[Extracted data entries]
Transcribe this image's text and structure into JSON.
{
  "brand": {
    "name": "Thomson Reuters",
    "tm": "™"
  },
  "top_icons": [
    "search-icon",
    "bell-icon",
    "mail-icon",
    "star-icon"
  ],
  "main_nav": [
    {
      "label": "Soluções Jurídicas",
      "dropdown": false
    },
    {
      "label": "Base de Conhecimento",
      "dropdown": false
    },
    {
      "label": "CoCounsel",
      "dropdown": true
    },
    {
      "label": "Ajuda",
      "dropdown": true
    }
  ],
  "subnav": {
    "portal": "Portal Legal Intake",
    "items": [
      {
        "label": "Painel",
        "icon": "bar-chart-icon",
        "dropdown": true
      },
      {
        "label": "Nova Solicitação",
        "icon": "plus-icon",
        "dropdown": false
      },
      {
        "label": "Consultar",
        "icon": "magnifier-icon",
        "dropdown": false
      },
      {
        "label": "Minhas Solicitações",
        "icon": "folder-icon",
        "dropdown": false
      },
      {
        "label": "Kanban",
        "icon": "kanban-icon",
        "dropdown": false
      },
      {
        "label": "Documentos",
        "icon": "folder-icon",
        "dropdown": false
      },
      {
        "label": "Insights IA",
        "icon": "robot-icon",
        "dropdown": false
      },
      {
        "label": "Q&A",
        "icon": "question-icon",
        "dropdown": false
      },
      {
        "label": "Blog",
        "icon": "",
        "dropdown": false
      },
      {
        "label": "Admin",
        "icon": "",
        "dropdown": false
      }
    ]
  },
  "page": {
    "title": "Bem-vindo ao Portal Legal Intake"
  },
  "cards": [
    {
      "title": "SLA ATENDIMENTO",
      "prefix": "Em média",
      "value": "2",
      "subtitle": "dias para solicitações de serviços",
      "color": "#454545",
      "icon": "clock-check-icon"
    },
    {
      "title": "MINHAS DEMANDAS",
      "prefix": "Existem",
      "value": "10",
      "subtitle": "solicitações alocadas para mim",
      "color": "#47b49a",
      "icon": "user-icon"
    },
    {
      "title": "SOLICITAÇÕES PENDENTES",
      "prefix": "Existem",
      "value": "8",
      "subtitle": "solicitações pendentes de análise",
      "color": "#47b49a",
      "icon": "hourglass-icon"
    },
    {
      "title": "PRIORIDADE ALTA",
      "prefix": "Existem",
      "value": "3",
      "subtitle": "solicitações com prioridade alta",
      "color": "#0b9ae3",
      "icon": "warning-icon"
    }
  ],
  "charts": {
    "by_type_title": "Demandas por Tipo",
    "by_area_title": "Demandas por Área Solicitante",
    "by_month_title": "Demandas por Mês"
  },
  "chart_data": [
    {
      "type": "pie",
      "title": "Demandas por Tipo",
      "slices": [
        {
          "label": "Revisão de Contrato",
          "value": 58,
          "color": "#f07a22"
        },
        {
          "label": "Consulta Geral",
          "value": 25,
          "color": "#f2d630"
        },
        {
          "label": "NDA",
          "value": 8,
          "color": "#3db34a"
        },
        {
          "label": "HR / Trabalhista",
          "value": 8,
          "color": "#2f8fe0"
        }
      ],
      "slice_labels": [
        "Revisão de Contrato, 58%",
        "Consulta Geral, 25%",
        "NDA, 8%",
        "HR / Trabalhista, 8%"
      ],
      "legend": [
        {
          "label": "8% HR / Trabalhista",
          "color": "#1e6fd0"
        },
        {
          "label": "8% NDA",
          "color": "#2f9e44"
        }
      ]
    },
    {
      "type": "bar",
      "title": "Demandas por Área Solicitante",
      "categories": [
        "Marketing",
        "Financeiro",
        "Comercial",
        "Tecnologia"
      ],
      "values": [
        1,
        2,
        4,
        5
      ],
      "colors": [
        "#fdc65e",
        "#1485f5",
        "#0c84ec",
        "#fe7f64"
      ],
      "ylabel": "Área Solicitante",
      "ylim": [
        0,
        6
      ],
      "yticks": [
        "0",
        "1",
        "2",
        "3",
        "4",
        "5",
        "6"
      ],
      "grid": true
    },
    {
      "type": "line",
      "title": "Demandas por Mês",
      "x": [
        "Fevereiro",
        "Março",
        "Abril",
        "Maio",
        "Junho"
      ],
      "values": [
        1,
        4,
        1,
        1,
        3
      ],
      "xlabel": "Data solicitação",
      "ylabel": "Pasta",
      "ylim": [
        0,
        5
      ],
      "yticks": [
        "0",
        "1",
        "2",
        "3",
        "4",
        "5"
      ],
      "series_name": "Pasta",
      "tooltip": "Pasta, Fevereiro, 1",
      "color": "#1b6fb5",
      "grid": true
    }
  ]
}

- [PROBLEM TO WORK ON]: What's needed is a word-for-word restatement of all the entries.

- [ANSWER AREA]:
Transcribe this image's text and structure into JSON.
{
  "brand": {
    "name": "Thomson Reuters",
    "tm": "™"
  },
  "top_icons": [
    "search-icon",
    "bell-icon",
    "mail-icon",
    "star-icon"
  ],
  "main_nav": [
    {
      "label": "Soluções Jurídicas",
      "dropdown": false
    },
    {
      "label": "Base de Conhecimento",
      "dropdown": false
    },
    {
      "label": "CoCounsel",
      "dropdown": true
    },
    {
      "label": "Ajuda",
      "dropdown": true
    }
  ],
  "subnav": {
    "portal": "Portal Legal Intake",
    "items": [
      {
        "label": "Painel",
        "icon": "bar-chart-icon",
        "dropdown": true
      },
      {
        "label": "Nova Solicitação",
        "icon": "plus-icon",
        "dropdown": false
      },
      {
        "label": "Consultar",
        "icon": "magnifier-icon",
        "dropdown": false
      },
      {
        "label": "Minhas Solicitações",
        "icon": "folder-icon",
        "dropdown": false
      },
      {
        "label": "Kanban",
        "icon": "kanban-icon",
        "dropdown": false
      },
      {
        "label": "Documentos",
        "icon": "folder-icon",
        "dropdown": false
      },
      {
        "label": "Insights IA",
        "icon": "robot-icon",
        "dropdown": false
      },
      {
        "label": "Q&A",
        "icon": "question-icon",
        "dropdown": false
      },
      {
        "label": "Blog",
        "icon": "",
        "dropdown": false
      },
      {
        "label": "Admin",
        "icon": "",
        "dropdown": false
      }
    ]
  },
  "page": {
    "title": "Bem-vindo ao Portal Legal Intake"
  },
  "cards": [
    {
      "title": "SLA ATENDIMENTO",
      "prefix": "Em média",
      "value": "2",
      "subtitle": "dias para solicitações de serviços",
      "color": "#454545",
      "icon": "clock-check-icon"
    },
    {
      "title": "MINHAS DEMANDAS",
      "prefix": "Existem",
      "value": "10",
      "subtitle": "solicitações alocadas para mim",
      "color": "#47b49a",
      "icon": "user-icon"
    },
    {
      "title": "SOLICITAÇÕES PENDENTES",
      "prefix": "Existem",
      "value": "8",
      "subtitle": "solicitações pendentes de análise",
      "color": "#47b49a",
      "icon": "hourglass-icon"
    },
    {
      "title": "PRIORIDADE ALTA",
      "prefix": "Existem",
      "value": "3",
      "subtitle": "solicitações com prioridade alta",
      "color": "#0b9ae3",
      "icon": "warning-icon"
    }
  ],
  "charts": {
    "by_type_title": "Demandas por Tipo",
    "by_area_title": "Demandas por Área Solicitante",
    "by_month_title": "Demandas por Mês"
  },
  "chart_data": [
    {
      "type": "pie",
      "title": "Demandas por Tipo",
      "slices": [
        {
          "label": "Revisão de Contrato",
          "value": 58,
          "color": "#f07a22"
        },
        {
          "label": "Consulta Geral",
          "value": 25,
          "color": "#f2d630"
        },
        {
          "label": "NDA",
          "value": 8,
          "color": "#3db34a"
        },
        {
          "label": "HR / Trabalhista",
          "value": 8,
          "color": "#2f8fe0"
        }
      ],
      "slice_labels": [
        "Revisão de Contrato, 58%",
        "Consulta Geral, 25%",
        "NDA, 8%",
        "HR / Trabalhista, 8%"
      ],
      "legend": [
        {
          "label": "8% HR / Trabalhista",
          "color": "#1e6fd0"
        },
        {
          "label": "8% NDA",
          "color": "#2f9e44"
        }
      ]
    },
    {
      "type": "bar",
      "title": "Demandas por Área Solicitante",
      "categories": [
        "Marketing",
        "Financeiro",
        "Comercial",
        "Tecnologia"
      ],
      "values": [
        1,
        2,
        4,
        5
      ],
      "colors": [
        "#fdc65e",
        "#1485f5",
        "#0c84ec",
        "#fe7f64"
      ],
      "ylabel": "Área Solicitante",
      "ylim": [
        0,
        6
      ],
      "yticks": [
        "0",
        "1",
        "2",
        "3",
        "4",
        "5",
        "6"
      ],
      "grid": true
    },
    {
      "type": "line",
      "title": "Demandas por Mês",
      "x": [
        "Fevereiro",
        "Março",
        "Abril",
        "Maio",
        "Junho"
      ],
      "values": [
        1,
        4,
        1,
        1,
        3
      ],
      "xlabel": "Data solicitação",
      "ylabel": "Pasta",
      "ylim": [
        0,
        5
      ],
      "yticks": [
        "0",
        "1",
        "2",
        "3",
        "4",
        "5"
      ],
      "series_name": "Pasta",
      "tooltip": "Pasta, Fevereiro, 1",
      "color": "#1b6fb5",
      "grid": true
    }
  ]
}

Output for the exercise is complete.